Dowry Abuse factsheet
Dowry-related violence or harassment is a form of domestic and family violence.
Dowry traditions can differ across countries and cultures.
‘Dowry’ is a practice referring to money, property or gifts that are typically transferred by a woman’s family to her husband upon marriage. The use of dowry in itself is not a form of abuse.
Any act of coercion, violence or harassment associated with the giving or receiving of dowry at any time before, during or after marriage is a form of abuse. Dowry-related abuse commonly involves claims that dowry was not paid and coercive demands for further money or gifts from a woman and her extended family.
Domestic and family violence are crimes against the law in Australia. A person who commits these crimes can go to jail, whether they are a man or a woman.
The Australian Government does not tolerate dowry-related violence or harassment under any circumstances.
The Australian Government takes the issue of family violence, including dowry-related violence and harassment, very seriously. All Australians have the right to live without violence, fear or coercion, regardless of their religious and cultural practices and beliefs.
Dowry-related violence and harassment includes behaviour or threats that aim to control a partner or their family by causing fear or threatening their safety.
If you are on a visa you can still get help.
A partner, family members or other people in the community cannot threaten your visa status.
If you hold a temporary Partner visa (subclass 309 or 820) or a Prospective Marriage visa (subclass 300) and experience dowry related family violence, there are family violence provisions in Australia’s migration laws to allow you to continue with your permanent Partner visa (subclass 100 or 801) application.
Dowry cannot be used to force someone into marriage.
If a dowry was used as a means to force a person into marriage without their full and free consent, this may be a forced marriage.
In Australia, everyone has the freedom to choose if, who, and when they marry. It is against Australian law to force, threaten or trick anyone into getting married. It is also against the law to encourage or help organise a forced marriage, and to be party to a forced marriage if you are not the victim. This applies to legal, cultural and religious marriages.
There are culturally sensitive services in Australia that can help.
1800RESPECT is Australia’s national sexual assault, family and domestic violence counselling service. It provides free, confidential telephone and online counselling and information. Counsellors will listen to you, answer questions and can refer you to other support services in your local area.
Call 1800 737 732 or go to the 1800RESPECT website at www.1800RESPECT.org.au.
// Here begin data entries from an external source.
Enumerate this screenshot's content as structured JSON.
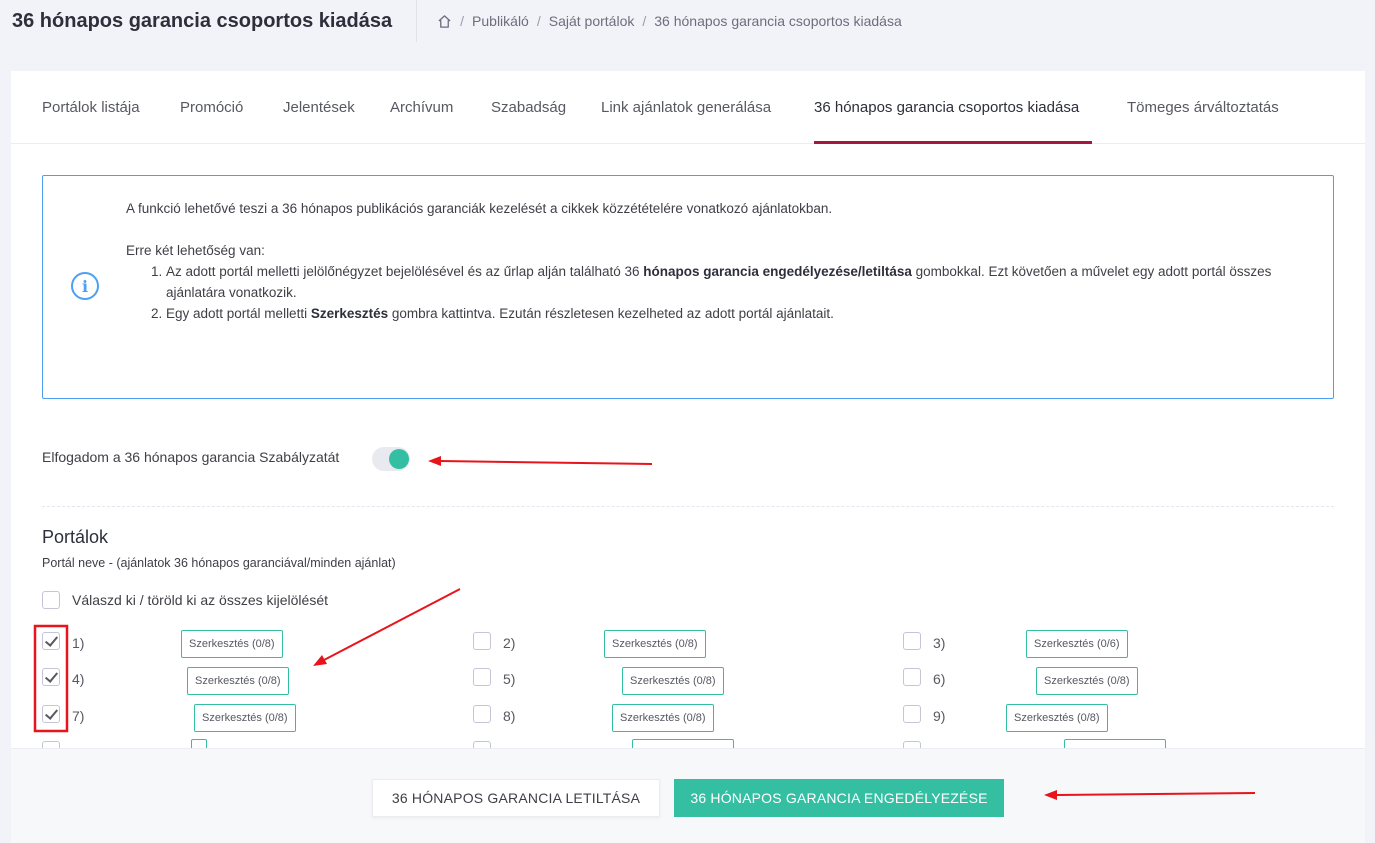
{
  "header": {
    "title": "36 hónapos garancia csoportos kiadása",
    "breadcrumb": [
      "Publikáló",
      "Saját portálok",
      "36 hónapos garancia csoportos kiadása"
    ],
    "breadcrumb_sep": "/"
  },
  "tabs": [
    {
      "label": "Portálok listája",
      "active": false
    },
    {
      "label": "Promóció",
      "active": false
    },
    {
      "label": "Jelentések",
      "active": false
    },
    {
      "label": "Archívum",
      "active": false
    },
    {
      "label": "Szabadság",
      "active": false
    },
    {
      "label": "Link ajánlatok generálása",
      "active": false
    },
    {
      "label": "36 hónapos garancia csoportos kiadása",
      "active": true
    },
    {
      "label": "Tömeges árváltoztatás",
      "active": false
    }
  ],
  "info": {
    "icon": "info-circle-icon",
    "intro": "A funkció lehetővé teszi a 36 hónapos publikációs garanciák kezelését a cikkek közzétételére vonatkozó ajánlatokban.",
    "options_title": "Erre két lehetőség van:",
    "item1_a": "Az adott portál melletti jelölőnégyzet bejelölésével és az űrlap alján található 36 ",
    "item1_b": "hónapos garancia engedélyezése/letiltása",
    "item1_c": " gombokkal. Ezt követően a művelet egy adott portál összes ajánlatára vonatkozik.",
    "item2_a": "Egy adott portál melletti ",
    "item2_b": "Szerkesztés",
    "item2_c": " gombra kattintva. Ezután részletesen kezelheted az adott portál ajánlatait."
  },
  "terms": {
    "label": "Elfogadom a 36 hónapos garancia Szabályzatát",
    "enabled": true
  },
  "portals": {
    "title": "Portálok",
    "subtitle": "Portál neve - (ajánlatok 36 hónapos garanciával/minden ajánlat)",
    "select_all_label": "Válaszd ki / töröld ki az összes kijelölését",
    "items": [
      {
        "label": "1)",
        "checked": true,
        "edit": "Szerkesztés (0/8)"
      },
      {
        "label": "2)",
        "checked": false,
        "edit": "Szerkesztés (0/8)"
      },
      {
        "label": "3)",
        "checked": false,
        "edit": "Szerkesztés (0/6)"
      },
      {
        "label": "4)",
        "checked": true,
        "edit": "Szerkesztés (0/8)"
      },
      {
        "label": "5)",
        "checked": false,
        "edit": "Szerkesztés (0/8)"
      },
      {
        "label": "6)",
        "checked": false,
        "edit": "Szerkesztés (0/8)"
      },
      {
        "label": "7)",
        "checked": true,
        "edit": "Szerkesztés (0/8)"
      },
      {
        "label": "8)",
        "checked": false,
        "edit": "Szerkesztés (0/8)"
      },
      {
        "label": "9)",
        "checked": false,
        "edit": "Szerkesztés (0/8)"
      }
    ]
  },
  "footer": {
    "disable_label": "36 HÓNAPOS GARANCIA LETILTÁSA",
    "enable_label": "36 HÓNAPOS GARANCIA ENGEDÉLYEZÉSE"
  },
  "colors": {
    "accent": "#34bfa3",
    "active_tab": "#a8163d",
    "info_border": "#4c9ff2",
    "annotation": "#e8141b"
  }
}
My Blue Sky is Australia’s national website and helpline dedicated to forced marriage prevention, information, referrals and free legal advice.
Further information on family violence and visas, forced marriage and human trafficking is on the Department of Home Affairs website at www.homeaffairs.gov.au and search for “forced marriage”.
Do you need an interpreter?
Call the Translating and Interpreting Service (TIS) on 131 450. An interpreter from TIS can help you to communicate with other services, however TIS does not provide counselling. All calls are free and confidential.